Governments across the Balkans are scrambling to locate empty buildings, while aid workers are boosting their stashes of coats, blankets, and tents in anticipation of a backlog of migrants who may soon be facing a treacherous winter as they work their way toward friendly Western European countries, the New York Times reports. But while the mercury hasn't yet dipped below freezing—the paper notes the coldest it's been in Croatia so far is 42 degrees—temps are forecast to drop this week. "For now, it is OK," the manager of a new processing center near the Serbia-Croatia border tells the Times. "But in 20 days or so, it is going to be very cold here." A spokesman for the UN's refugee agency adds, "The fear of borders closing and winter approaching is just making for a rush, rush, rush."
The problem has been exacerbated by an increasing number of border closings: Last month Hungary shut its border with Serbia, forcing migrants further west and into Hungary through Croatia.

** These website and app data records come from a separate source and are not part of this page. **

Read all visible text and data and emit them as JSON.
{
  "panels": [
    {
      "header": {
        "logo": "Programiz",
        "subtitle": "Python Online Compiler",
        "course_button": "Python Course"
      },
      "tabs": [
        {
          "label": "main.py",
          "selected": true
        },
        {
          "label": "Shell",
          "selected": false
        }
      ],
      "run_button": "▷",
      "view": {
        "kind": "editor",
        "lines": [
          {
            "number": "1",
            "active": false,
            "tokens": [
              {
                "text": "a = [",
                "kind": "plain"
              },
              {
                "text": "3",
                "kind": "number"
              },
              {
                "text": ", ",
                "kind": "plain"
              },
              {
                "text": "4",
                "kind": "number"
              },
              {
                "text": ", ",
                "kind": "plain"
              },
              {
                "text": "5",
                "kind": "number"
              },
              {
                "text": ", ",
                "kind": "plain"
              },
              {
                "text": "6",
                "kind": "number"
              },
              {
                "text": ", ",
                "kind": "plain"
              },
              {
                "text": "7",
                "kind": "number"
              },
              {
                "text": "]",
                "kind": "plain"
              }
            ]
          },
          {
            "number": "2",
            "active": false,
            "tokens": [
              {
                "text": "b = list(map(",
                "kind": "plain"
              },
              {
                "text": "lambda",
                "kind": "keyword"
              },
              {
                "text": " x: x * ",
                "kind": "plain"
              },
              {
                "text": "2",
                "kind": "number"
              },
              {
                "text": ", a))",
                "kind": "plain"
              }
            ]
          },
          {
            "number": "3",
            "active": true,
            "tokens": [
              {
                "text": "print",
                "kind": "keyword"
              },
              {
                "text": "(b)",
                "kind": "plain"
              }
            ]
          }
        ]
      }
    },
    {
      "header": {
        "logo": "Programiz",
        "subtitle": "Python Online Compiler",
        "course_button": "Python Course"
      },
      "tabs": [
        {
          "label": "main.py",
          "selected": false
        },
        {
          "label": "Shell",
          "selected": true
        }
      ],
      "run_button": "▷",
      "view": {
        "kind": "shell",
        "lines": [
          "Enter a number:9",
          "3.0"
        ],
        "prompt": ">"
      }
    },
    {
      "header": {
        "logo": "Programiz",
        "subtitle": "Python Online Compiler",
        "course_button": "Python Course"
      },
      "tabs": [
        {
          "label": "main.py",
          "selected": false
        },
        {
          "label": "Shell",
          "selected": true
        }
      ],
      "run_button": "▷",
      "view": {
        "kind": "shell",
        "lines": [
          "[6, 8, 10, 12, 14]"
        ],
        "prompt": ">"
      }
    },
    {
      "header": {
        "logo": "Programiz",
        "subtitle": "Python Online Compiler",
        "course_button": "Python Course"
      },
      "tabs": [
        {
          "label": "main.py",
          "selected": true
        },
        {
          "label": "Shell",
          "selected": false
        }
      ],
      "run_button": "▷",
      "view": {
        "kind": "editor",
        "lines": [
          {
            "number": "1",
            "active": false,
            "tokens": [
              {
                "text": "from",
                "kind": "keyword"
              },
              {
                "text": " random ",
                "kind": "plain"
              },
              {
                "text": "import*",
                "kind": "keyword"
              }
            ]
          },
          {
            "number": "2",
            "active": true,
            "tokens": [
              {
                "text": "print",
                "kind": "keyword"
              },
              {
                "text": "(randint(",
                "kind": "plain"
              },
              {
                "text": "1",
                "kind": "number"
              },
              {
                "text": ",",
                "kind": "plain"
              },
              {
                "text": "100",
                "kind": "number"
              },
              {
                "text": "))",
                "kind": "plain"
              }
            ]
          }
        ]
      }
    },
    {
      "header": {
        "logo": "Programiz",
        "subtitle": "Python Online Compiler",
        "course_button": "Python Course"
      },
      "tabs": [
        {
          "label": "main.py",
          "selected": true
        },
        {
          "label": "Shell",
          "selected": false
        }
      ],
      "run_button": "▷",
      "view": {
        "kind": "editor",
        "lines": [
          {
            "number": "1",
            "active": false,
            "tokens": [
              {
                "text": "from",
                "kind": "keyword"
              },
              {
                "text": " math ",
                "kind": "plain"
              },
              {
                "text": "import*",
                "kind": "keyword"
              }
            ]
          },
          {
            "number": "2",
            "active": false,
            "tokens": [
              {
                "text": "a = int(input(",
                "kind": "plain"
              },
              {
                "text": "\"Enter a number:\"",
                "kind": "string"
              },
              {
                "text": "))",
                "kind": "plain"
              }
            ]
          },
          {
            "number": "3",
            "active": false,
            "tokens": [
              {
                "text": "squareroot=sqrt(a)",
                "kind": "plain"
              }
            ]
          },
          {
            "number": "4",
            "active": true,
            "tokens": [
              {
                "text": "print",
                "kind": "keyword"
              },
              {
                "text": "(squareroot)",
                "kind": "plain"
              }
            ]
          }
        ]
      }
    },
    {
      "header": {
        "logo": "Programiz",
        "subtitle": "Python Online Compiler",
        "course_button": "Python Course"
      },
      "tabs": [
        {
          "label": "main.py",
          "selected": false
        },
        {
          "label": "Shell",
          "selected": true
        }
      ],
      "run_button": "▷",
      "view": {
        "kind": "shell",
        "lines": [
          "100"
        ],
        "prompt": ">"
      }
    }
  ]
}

But Hungary closed its border with Croatia early Saturday, sending migrants on an even longer journey through Slovenia. Slovenia has agreed to act as the middleman, shuttling migrants from Croatia to Austria, but there's a numbers problem: Slovenia says it can handle about 2,500 migrants per day, but Croatia wants that number upped to 5,000; Austria says its system can't take in more than 1,500 per day. In the meantime, migrants are already experiencing unpleasant conditions that are only likely to worsen. "The weather is so cold that I can't even leave the tent," a Syrian migrant at a German camp tells Reuters. Another Syrian migrant in a Serbo-Croatian border camp adds to the Times, "I am scared, everybody is scared."